§ DATA EXCERPTS:
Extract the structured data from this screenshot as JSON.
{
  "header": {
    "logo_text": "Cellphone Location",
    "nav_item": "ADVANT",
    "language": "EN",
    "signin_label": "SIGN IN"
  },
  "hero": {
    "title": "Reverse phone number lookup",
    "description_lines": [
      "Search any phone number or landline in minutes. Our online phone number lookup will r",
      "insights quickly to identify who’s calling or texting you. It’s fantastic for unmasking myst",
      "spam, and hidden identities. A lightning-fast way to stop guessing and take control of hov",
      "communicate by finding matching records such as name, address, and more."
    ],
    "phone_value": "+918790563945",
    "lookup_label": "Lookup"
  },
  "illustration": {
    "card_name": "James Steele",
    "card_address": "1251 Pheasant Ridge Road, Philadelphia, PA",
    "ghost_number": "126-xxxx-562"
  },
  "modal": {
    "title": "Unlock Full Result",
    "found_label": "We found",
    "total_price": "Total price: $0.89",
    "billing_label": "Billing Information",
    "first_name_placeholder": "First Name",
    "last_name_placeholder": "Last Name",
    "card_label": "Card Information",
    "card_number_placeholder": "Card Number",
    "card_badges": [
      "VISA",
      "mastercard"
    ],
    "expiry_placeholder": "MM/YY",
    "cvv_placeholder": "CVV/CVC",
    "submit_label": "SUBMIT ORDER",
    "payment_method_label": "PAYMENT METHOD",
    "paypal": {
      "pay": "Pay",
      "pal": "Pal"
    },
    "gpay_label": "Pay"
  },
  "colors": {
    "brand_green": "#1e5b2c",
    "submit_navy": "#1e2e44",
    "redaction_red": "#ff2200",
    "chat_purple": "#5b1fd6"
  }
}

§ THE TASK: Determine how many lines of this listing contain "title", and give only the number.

§ RESULT FOR THIS TASK: 2